You could argue that, from the first '50s explosion on, rock music has always been about pushing boundaries. Certainly, each generation which followed sought to put their own stamp on rock 'n roll, whilst retaining the core ethos of drums, guitars and energy.
The '60s took a sidetrack into psychedelic waters, ultimately losing itself in neon daydreams and wilting, multi-coloured flowers. The '70s redefined the very nature of rock, with bands such as Black Sabbath and Led Zeppelin dialing everything up to eleven. Then followed glam-rock, punk-punk, post-punk, post-rock and a host of sub-genres.
Floating around the edges of all this, certain artists and bands, whilst never registering with the mainstream consciousness, led the way in showing just how far you could push the rock envelope.
Highly influential and and highly out-there, here are ten great albums that stretch rock to its limits.
10. Faust - The Faust Tapes
Those of you out there who are fans of the Krautrock genre will surely already by familiar with the work of this singular band. For those who are yet to discover them, you're in for a fascinating journey.
Faust are one of a small, but vital group of musicians whose influence far outstrips their commercial success. Formed in Wümme, a town in Lower Saxony, Germany, in 1971, by former music journalist Uwe Nettelbeck, Faust fused rock with elements of experimental electronica and dissonance, a precursor of the ambient and industrial music genres which were to follow.
The Faust Tapes is the band's third album. Released in 1973, Faust Tapes is notable for being one of the first Krautrock records to become available to a wider audience, thanks to its distribution by Virgin Records at a bargain price.
Those fortunate enough to have picked up

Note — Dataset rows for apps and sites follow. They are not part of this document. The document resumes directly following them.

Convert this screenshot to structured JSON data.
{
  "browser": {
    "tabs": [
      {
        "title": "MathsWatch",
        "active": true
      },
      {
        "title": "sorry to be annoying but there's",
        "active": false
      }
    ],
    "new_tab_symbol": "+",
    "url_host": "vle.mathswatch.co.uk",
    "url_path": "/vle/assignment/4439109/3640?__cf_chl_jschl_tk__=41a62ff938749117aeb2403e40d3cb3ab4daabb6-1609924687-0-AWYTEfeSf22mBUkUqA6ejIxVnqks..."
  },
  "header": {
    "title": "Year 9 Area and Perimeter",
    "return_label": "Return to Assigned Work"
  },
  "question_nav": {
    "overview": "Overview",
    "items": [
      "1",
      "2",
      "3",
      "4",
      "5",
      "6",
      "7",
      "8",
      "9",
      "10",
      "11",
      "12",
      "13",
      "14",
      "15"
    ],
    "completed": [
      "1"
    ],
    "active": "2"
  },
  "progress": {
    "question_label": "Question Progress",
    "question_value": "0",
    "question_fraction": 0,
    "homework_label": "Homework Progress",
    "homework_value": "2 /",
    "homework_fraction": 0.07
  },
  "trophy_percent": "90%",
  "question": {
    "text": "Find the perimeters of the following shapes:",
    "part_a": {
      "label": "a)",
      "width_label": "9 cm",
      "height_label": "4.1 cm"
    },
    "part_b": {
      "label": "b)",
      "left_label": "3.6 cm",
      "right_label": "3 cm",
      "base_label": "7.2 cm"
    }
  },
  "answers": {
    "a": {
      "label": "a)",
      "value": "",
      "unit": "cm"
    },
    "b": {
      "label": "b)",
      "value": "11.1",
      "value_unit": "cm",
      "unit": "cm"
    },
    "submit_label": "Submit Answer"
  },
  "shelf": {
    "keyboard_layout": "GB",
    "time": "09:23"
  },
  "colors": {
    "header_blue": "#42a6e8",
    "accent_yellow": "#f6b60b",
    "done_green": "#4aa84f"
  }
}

the original vinyl release were treated to some truly extraordinary
sounds. Nestling among the experimentation and anarchic adventures,
you'll find some quiet beautiful melodies and first-class rock. Check
out Two Drums, Bass, Organ, below, for a deep-dive into crazy wonder.